The website clearly states as part of its mandate that it seeks to examine "the work and recommendations of previous Committees and Commissions on various aspects of substantive criminal law…" However, given the sheer corpus of legal documents being taken on, it would be insufficient to provide no further insight into how much and what kind of previous research is being incorporated into the current work, and how, or why. Now, the belief was that an ancillary document providing these insights would have helped greatly, and brought a certain specificity to an otherwise discouragingly expansive ambit of inquiry. However, in late August, a document of such a nature was, in fact, uploaded to the committee's website, and to the dismay of many, it proved just as ambivalent and all-encompassing. Tokenism in the name of transparency will not go a long way.
Sufficient material has already been produced on the issues surrounding the workings of the Committee for Reforms in Criminal Law, enough to constitute what can be called a furore. The aim of this article, apart from reiterating the intellectual crux of this furore, is to spell out why it is crucial that such noise be made, such awareness be spread, across academic disciplines and faculties, even and especially to people who may consider themselves most removed from law and legal discourse. The many subfields of law and legal theory, criminal law being one among them, are continually running the risk of becoming areas of partisanal engagement dominated by experts, with no space or value assigned to the comprehension of the layperson. In the case of criminal law and justice, the questions become even more pointed: why preoccupy oneself with questions and issues that exclusively pertain to criminal behaviour? Why dedicate one's attention to matters that seem so utterly removed from one's quotidian law-abiding existence?

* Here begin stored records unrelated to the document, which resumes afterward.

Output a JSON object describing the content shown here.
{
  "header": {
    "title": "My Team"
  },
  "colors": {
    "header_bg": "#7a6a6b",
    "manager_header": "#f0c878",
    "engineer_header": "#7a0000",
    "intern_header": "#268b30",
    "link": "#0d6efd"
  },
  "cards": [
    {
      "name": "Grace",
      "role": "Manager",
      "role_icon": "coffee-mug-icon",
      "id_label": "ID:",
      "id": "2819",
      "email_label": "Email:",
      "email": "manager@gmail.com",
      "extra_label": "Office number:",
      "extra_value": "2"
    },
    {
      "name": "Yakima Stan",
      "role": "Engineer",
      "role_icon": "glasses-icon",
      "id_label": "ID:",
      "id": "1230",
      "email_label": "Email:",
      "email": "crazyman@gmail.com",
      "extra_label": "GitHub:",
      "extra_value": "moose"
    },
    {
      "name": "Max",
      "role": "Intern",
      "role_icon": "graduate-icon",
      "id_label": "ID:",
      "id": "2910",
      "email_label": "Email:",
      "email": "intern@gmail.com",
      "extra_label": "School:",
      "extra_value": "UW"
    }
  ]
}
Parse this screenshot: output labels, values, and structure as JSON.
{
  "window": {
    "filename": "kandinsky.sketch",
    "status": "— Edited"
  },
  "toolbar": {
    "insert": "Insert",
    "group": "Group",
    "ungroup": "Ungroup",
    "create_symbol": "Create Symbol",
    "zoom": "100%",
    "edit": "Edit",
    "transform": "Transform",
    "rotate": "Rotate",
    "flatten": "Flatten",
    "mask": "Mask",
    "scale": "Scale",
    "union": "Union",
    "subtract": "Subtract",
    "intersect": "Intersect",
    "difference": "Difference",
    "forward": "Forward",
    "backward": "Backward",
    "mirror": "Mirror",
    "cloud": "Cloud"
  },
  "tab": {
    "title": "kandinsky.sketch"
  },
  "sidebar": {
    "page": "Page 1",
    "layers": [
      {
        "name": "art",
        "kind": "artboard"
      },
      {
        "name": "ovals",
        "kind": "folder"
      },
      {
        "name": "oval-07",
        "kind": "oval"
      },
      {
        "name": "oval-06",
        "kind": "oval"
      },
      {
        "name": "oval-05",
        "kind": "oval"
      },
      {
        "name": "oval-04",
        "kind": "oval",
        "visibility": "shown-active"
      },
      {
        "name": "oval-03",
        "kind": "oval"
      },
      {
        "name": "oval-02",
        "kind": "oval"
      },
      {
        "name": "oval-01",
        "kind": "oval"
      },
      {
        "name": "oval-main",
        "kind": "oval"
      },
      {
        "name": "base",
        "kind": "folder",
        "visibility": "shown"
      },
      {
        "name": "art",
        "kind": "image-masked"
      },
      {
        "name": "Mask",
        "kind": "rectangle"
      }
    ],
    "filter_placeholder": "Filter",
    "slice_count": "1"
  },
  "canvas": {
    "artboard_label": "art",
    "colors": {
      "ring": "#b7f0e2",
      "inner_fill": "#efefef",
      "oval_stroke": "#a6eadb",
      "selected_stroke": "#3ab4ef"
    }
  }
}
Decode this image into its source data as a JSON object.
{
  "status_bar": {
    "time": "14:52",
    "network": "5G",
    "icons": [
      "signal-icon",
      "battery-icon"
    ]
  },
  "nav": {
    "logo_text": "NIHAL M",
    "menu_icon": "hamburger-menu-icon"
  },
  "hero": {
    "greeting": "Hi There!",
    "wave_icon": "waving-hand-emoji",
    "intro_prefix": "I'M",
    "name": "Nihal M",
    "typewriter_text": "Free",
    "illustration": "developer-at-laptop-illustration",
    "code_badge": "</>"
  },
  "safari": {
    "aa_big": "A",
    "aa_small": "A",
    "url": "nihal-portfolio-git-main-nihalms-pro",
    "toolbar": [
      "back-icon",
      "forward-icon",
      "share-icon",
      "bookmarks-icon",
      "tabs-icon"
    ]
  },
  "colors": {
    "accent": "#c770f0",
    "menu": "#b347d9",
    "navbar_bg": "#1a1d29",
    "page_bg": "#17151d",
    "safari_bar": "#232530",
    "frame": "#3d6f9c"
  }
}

The answer is: law as wielded by the State is a site of power. And to have power over someone means turning them - or making them turn - into someone they do not identify as. And that includes the role of criminal, that of victim, that of abettor, and of accomplice. For the past half decade, various laws have been invoked repeatedly by the Indian government to turn the unlikeliest candidates into criminals, and equally unlikely candidates into victims. Most governments have a bad track record when it comes to protecting human rights and making unequivocal economic progress. The Modi government would have one believe that it is an exception, and the fierceness of most of its critics comes from the fact that it is absolutely not. Along with the criticism being produced, we need more pictures of what will happen if this committee, formed under and ultimately answerable to Home Minister Amit Shah, abides by the uncertain deadline to review and revise one of the most intimidating documents our democracy has produced. The idea is outlandish, and that it's headed in all likelihood towards realisation is disturbing.
Views are personal only.
(M S Palekar is a student of English and German at the Jawaharlal Nehru University,Delhi)